== Work to complete ==
Check each line of the entries below for the word "JSON", and copy the lines that have it.

== Data for analysis ==
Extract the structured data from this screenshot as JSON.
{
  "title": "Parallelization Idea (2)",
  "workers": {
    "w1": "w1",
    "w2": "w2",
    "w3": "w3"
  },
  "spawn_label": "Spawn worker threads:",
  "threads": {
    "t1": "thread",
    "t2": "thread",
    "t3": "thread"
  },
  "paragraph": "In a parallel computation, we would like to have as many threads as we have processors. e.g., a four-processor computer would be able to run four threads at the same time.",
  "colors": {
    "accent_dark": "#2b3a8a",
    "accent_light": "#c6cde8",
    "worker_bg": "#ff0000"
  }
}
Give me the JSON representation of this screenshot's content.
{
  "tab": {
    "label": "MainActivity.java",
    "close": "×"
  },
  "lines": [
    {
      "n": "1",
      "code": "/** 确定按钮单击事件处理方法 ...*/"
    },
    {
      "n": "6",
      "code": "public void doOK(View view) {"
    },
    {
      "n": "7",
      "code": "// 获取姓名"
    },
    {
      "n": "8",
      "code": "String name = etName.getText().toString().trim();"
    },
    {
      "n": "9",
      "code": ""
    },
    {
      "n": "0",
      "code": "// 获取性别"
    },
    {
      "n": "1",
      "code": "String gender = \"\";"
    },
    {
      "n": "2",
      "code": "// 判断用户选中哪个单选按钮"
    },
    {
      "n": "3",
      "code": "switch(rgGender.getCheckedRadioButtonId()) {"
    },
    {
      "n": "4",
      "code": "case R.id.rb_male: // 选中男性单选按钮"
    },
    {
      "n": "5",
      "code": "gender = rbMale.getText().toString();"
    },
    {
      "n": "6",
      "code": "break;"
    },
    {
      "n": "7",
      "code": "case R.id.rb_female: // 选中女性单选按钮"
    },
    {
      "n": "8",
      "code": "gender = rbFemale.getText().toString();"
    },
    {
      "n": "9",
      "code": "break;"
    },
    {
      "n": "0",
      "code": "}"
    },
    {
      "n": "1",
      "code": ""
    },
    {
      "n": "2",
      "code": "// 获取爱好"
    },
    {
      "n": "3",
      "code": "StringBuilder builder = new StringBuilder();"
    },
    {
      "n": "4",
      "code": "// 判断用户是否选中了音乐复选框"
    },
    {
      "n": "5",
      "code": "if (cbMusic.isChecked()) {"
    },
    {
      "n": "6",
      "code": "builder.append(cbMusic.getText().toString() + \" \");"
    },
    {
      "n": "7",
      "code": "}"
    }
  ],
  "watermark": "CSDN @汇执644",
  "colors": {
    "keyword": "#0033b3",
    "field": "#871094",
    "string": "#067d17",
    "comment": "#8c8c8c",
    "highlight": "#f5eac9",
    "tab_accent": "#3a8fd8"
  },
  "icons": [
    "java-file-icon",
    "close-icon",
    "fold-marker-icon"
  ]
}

== Written answer ==
Extract the structured data from this screenshot as JSON.
Give me the JSON representation of this screenshot's content.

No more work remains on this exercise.